Third, the leaks give us a clear view of an intelligence analyst’s workflow. She will mainly look in Xkeyscore which is the Google of 5eyes comint; it’s a federated system hoovering up masses of stuff not just from 5eyes own assets but from other countries where the NSA cooperates or pays for access. Data are “ingested” into a vast rolling buffer; an analyst can run a federated search, using a selector (such as an IP address) or fingerprint (something that can be matched against the traffic). There are other such systems: “Dancing oasis” is the middle eastern version. Some xkeyscore assets are actually compromised third-party systems; there are multiple cases of rooted SMS servers that are queried in place and the results exfiltrated. Others involve vast infrastructure, like Tempora. If data in Xkeyscore are marked as of interest, they’re moved to Pinwale to be memorialised for 5+ years. This is one function of the MDRs (massive data repositories, now more tactfully renamed mission data repositories) like Utah. At present storage is behind ingestion.
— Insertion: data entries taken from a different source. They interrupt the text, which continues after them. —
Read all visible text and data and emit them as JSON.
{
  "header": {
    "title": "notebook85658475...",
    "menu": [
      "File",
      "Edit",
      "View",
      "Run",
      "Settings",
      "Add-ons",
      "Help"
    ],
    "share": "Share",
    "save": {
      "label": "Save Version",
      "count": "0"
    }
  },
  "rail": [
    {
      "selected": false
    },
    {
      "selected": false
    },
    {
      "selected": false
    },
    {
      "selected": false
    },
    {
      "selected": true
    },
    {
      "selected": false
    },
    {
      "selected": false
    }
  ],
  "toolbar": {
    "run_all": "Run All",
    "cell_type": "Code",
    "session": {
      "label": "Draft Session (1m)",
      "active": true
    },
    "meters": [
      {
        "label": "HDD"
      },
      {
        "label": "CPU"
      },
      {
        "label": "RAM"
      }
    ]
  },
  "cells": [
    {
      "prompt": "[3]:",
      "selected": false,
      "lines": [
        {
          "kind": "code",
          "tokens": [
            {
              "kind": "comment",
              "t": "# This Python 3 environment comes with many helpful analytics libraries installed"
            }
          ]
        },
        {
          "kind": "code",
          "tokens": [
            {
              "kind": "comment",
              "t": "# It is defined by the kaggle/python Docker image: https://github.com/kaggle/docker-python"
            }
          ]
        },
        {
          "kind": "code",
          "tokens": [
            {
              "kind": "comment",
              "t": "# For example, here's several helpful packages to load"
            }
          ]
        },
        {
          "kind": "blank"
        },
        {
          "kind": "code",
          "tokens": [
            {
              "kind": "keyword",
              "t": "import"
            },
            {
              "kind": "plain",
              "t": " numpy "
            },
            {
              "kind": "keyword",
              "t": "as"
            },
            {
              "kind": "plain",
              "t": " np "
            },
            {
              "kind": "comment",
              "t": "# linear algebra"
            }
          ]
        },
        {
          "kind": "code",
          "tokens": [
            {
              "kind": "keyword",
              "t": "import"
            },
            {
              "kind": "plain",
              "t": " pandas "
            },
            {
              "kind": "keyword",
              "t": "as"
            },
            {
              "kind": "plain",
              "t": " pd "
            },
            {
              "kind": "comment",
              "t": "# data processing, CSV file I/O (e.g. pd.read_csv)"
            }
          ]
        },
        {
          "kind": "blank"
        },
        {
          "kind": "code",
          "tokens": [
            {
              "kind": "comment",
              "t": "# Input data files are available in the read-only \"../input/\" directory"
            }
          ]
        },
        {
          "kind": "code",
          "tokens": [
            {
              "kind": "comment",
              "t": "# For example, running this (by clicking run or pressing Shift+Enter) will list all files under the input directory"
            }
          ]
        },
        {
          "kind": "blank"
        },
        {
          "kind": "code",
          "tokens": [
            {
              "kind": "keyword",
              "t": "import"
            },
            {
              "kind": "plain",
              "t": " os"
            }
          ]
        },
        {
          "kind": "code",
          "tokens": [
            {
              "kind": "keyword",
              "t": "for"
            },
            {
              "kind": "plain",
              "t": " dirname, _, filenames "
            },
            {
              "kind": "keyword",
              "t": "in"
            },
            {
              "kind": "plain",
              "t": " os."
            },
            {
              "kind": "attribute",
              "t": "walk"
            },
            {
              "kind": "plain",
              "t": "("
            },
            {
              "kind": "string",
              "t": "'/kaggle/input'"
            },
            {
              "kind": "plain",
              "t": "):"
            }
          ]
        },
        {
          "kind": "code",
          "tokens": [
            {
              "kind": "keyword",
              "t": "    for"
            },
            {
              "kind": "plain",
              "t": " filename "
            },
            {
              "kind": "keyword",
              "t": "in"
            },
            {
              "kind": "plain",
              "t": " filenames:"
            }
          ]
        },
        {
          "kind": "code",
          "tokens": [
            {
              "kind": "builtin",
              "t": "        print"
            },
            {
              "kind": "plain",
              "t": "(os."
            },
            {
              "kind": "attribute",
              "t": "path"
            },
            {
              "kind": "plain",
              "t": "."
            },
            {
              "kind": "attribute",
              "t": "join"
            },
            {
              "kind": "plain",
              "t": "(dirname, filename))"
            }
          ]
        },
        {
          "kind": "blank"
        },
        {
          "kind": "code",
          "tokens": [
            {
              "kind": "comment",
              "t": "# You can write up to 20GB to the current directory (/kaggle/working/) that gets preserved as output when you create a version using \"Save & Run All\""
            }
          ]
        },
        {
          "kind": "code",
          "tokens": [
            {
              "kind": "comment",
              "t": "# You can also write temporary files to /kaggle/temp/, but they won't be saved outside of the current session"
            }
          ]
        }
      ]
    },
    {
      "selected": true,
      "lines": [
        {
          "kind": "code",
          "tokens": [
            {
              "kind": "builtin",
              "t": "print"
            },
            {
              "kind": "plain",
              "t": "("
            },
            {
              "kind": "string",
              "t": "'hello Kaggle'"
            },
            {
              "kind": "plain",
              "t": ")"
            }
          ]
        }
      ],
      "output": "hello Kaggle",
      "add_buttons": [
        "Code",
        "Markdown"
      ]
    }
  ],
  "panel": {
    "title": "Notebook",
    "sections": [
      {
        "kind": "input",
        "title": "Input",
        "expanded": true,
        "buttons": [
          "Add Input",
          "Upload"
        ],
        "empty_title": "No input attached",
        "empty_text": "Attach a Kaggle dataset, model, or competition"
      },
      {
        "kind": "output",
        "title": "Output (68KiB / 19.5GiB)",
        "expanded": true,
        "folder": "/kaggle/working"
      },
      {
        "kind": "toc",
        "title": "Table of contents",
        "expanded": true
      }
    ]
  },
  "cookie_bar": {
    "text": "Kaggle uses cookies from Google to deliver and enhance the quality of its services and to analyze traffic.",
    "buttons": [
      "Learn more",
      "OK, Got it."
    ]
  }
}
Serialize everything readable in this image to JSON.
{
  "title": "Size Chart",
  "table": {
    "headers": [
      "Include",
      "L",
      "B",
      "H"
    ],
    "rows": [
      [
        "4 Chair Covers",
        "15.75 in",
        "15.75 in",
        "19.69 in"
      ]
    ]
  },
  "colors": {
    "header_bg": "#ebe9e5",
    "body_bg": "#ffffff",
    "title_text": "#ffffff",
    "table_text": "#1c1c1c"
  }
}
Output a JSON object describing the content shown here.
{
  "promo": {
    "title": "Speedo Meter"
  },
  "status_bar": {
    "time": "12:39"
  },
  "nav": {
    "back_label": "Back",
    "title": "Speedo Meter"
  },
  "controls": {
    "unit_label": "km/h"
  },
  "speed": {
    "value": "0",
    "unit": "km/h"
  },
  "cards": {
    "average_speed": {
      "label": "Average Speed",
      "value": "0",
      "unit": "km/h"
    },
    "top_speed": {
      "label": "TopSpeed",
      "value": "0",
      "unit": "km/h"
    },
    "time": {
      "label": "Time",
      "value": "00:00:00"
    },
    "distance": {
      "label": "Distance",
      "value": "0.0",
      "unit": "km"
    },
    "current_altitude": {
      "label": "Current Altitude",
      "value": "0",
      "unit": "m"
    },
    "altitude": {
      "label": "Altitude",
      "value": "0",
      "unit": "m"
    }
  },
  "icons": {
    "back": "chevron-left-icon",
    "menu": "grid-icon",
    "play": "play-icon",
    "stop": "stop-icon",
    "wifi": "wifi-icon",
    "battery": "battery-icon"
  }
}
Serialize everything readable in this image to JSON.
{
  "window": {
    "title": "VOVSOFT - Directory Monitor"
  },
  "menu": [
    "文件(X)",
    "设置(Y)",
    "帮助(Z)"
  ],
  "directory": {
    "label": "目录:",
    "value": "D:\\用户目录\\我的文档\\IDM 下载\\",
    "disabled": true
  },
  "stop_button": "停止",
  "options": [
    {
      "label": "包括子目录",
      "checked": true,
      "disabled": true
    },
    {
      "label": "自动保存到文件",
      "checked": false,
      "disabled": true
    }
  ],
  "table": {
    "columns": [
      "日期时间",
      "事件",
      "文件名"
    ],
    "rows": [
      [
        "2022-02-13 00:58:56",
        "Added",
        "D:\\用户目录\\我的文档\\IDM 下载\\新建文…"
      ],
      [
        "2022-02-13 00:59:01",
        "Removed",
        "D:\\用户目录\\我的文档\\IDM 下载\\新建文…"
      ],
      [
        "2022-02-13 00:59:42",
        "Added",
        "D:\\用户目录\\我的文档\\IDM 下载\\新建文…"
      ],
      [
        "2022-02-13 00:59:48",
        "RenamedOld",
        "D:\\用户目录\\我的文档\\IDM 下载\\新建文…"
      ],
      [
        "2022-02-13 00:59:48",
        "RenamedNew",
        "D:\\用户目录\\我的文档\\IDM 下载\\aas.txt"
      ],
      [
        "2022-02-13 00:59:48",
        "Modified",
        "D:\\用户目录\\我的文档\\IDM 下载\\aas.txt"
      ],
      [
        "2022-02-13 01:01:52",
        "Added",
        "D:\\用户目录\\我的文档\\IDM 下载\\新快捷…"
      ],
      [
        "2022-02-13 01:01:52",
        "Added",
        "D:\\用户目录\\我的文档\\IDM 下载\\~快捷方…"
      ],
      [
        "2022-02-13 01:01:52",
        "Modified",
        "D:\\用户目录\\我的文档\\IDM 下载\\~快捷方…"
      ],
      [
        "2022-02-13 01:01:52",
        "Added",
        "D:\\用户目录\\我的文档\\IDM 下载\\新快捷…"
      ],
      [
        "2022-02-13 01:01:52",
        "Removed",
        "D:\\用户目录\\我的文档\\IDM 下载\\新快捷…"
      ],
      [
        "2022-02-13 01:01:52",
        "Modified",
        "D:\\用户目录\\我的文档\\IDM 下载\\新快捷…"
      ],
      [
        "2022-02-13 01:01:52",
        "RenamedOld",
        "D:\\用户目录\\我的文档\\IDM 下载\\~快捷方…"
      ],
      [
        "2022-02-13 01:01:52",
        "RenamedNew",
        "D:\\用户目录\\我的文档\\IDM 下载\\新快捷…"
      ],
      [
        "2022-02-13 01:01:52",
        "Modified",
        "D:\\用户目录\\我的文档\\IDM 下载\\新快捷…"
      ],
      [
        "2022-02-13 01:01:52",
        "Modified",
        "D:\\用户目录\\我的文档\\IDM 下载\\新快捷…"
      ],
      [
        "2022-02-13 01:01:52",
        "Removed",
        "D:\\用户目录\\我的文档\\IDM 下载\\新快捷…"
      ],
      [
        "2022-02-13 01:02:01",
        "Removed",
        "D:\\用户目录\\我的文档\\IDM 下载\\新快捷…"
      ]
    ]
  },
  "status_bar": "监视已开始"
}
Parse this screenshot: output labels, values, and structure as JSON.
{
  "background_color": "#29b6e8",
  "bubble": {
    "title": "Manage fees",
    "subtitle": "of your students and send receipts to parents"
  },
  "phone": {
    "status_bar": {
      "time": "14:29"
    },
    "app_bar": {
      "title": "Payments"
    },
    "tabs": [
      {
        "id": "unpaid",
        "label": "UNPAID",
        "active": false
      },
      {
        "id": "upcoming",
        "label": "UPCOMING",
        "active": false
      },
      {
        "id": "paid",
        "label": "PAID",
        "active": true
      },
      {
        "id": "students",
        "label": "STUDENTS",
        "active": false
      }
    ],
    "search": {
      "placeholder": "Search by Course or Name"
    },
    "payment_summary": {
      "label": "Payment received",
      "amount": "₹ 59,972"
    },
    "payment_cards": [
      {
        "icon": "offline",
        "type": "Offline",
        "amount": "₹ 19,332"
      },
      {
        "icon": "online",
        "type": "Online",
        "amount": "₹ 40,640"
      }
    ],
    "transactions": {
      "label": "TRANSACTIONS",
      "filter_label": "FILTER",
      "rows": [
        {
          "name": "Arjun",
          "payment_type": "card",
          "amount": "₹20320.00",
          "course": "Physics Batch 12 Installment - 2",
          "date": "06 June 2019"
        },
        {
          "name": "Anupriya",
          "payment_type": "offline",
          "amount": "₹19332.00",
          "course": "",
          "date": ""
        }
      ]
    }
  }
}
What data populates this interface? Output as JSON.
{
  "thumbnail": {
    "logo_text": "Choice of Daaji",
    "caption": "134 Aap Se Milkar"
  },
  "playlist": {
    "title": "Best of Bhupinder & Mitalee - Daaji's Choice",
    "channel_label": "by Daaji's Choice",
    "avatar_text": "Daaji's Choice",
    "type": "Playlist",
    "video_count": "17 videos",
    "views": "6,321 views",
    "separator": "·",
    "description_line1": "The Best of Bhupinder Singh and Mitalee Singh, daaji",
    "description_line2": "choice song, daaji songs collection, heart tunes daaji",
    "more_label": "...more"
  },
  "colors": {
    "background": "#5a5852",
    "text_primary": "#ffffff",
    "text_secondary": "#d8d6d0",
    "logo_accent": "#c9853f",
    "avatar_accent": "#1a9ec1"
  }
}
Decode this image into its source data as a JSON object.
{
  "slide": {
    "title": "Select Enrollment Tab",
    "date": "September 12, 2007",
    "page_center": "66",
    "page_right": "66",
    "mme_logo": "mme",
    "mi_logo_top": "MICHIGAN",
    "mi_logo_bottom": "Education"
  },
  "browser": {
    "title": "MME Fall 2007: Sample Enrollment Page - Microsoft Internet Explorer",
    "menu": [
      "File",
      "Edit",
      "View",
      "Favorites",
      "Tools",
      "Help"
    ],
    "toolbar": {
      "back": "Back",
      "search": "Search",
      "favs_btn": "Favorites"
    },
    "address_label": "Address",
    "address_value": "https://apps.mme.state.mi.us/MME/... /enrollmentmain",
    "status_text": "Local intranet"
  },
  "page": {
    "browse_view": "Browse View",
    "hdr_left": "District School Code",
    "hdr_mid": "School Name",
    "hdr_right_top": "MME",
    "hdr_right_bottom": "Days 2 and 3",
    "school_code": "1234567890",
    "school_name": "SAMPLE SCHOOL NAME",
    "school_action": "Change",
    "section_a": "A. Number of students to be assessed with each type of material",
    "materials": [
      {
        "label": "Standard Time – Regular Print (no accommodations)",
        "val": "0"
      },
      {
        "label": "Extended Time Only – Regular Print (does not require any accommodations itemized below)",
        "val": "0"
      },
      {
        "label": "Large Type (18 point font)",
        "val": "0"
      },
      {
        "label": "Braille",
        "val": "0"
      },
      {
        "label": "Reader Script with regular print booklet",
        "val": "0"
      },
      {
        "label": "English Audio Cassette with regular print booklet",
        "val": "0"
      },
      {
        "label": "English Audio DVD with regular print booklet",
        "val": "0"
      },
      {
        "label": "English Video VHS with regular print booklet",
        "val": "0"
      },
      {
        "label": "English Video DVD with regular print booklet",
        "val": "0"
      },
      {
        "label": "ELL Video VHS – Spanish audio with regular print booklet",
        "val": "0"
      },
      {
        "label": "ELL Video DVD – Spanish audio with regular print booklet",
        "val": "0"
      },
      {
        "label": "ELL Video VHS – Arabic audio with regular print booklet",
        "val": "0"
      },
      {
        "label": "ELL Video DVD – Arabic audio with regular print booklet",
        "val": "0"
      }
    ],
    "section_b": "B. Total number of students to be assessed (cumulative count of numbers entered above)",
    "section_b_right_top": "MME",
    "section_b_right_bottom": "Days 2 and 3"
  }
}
Xkeyscore buffer times just depend on volumes and what storage they managed to install, plus what they manage to filter out.
As for crypto capabilities, a lot of stuff is decrypted automatically on ingest (e.g. using a “stolen cert,” presumably a private key obtained through hacking). Else the analyst sends the ciphertext to CES and they either decrypt it or say they can’t. There’s no evidence of a “wow” cryptanalysis; it was key theft, or an implant, or a predicted RNG or supply-chain interference. Cryptanalysis has been seen of RC4, but not of elliptic curve crypto, and there’s no sign of exploits against other commonly used algorithms. Of course, the vendors of some products have been coopted, notably skype. Homegrown crypto is routinely problematic, but properly implemented crypto keeps the agency out; gpg ciphertexts with RSA 1024 were returned as fails.
What else might we learn from the disclosures when designing and implementing crypto? Well, read the disclosures and use your brain. Why did GCHQ bother stealing all the SIM card keys for Iceland from Gemalto, unless they have access to the local GSM radio links? Just look at the roof panels on US or UK embassies, that look like concrete but are actually transparent to RF. So when designing a protocol ask yourself whether a local listener is a serious consideration.
On the policy front, one of the eye-openers was the scale of intelligence sharing—it’s not just 5 eyes, but 15 or 35 or even 65 once you count all the countries sharing stuff with the NSA. So how does governance work? Quite simply, the NSA doesn’t care about policy. Their OGC has 100 lawyers whose job is to “enable the mission”; to figure out loopholes or new interpretations of the law that let stuff get done. How do you restrain this? Could you use courts in other countries, that have stronger human-rights law? The precedents are not encouraging. New Zealand’s GCSB was sharing intel with Bangladesh agencies while the NZ government was investigating them for human-rights abuses. Ramstein in Germany is involved in all the drone killings, as fibre is needed to keep latency down low enough for remote vehicle pilots. The problem is that the intelligence agencies figure out ways to shield the authorities from culpability, and this should not happen.
The spooks’ lawyers play games saying for example that they dumped content, but if you know IP address and file size you often have it; and IP address is a good enough pseudonym for most intel / LE use. They deny that they outsource to do legal arbitrage (e.g. NSA spies on Brits and GCHQ returns the favour by spying on Americans). Are they telling the truth? In theory there will be an MOU between NSA and the partner agency stipulating respect for each others’ laws, but there can be caveats, such as a classified version which says “this is not a binding legal document.” The sad fact is that law and legislators are losing the capability to hold people in the intelligence world to account, and also losing the appetite for it.
Worth reading in full.
Sidebar photo of Bruce Schneier by Joe MacInnis.